Copy every line below. Do not alter any of them.
--*--
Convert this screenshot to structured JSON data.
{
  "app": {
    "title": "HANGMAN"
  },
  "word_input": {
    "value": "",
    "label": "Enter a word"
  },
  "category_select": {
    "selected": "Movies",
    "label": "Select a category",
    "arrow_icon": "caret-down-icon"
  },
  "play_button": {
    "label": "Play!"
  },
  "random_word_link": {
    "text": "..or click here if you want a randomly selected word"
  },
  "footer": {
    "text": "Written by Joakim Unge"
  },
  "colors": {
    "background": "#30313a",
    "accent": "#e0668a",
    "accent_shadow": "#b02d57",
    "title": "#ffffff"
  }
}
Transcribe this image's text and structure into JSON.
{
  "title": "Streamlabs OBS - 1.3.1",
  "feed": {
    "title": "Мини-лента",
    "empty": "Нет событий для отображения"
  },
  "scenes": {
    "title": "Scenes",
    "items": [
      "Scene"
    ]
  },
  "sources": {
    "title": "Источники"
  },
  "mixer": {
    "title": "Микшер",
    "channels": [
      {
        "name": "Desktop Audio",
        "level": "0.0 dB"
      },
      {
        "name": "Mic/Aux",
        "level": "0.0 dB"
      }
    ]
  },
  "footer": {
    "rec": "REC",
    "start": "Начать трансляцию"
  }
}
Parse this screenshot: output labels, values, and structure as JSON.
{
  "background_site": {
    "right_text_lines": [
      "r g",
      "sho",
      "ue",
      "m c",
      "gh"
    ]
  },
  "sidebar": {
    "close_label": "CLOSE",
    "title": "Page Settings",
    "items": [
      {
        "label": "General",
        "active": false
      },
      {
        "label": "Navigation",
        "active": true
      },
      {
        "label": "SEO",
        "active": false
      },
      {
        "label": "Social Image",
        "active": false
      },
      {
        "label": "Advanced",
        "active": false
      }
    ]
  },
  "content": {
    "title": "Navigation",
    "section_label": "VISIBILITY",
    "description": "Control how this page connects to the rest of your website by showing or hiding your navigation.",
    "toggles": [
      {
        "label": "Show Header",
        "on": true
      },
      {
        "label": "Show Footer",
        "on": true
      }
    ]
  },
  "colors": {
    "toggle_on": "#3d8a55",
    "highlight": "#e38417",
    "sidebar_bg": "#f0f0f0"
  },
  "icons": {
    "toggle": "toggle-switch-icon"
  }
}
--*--
Solution to this exercise.
Convert this screenshot to structured JSON data.
{
  "app": {
    "title": "HANGMAN"
  },
  "word_input": {
    "value": "",
    "label": "Enter a word"
  },
  "category_select": {
    "selected": "Movies",
    "label": "Select a category",
    "arrow_icon": "caret-down-icon"
  },
  "play_button": {
    "label": "Play!"
  },
  "random_word_link": {
    "text": "..or click here if you want a randomly selected word"
  },
  "footer": {
    "text": "Written by Joakim Unge"
  },
  "colors": {
    "background": "#30313a",
    "accent": "#e0668a",
    "accent_shadow": "#b02d57",
    "title": "#ffffff"
  }
}
Transcribe this image's text and structure into JSON.
{
  "title": "Streamlabs OBS - 1.3.1",
  "feed": {
    "title": "Мини-лента",
    "empty": "Нет событий для отображения"
  },
  "scenes": {
    "title": "Scenes",
    "items": [
      "Scene"
    ]
  },
  "sources": {
    "title": "Источники"
  },
  "mixer": {
    "title": "Микшер",
    "channels": [
      {
        "name": "Desktop Audio",
        "level": "0.0 dB"
      },
      {
        "name": "Mic/Aux",
        "level": "0.0 dB"
      }
    ]
  },
  "footer": {
    "rec": "REC",
    "start": "Начать трансляцию"
  }
}
Parse this screenshot: output labels, values, and structure as JSON.
{
  "background_site": {
    "right_text_lines": [
      "r g",
      "sho",
      "ue",
      "m c",
      "gh"
    ]
  },
  "sidebar": {
    "close_label": "CLOSE",
    "title": "Page Settings",
    "items": [
      {
        "label": "General",
        "active": false
      },
      {
        "label": "Navigation",
        "active": true
      },
      {
        "label": "SEO",
        "active": false
      },
      {
        "label": "Social Image",
        "active": false
      },
      {
        "label": "Advanced",
        "active": false
      }
    ]
  },
  "content": {
    "title": "Navigation",
    "section_label": "VISIBILITY",
    "description": "Control how this page connects to the rest of your website by showing or hiding your navigation.",
    "toggles": [
      {
        "label": "Show Header",
        "on": true
      },
      {
        "label": "Show Footer",
        "on": true
      }
    ]
  },
  "colors": {
    "toggle_on": "#3d8a55",
    "highlight": "#e38417",
    "sidebar_bg": "#f0f0f0"
  },
  "icons": {
    "toggle": "toggle-switch-icon"
  }
}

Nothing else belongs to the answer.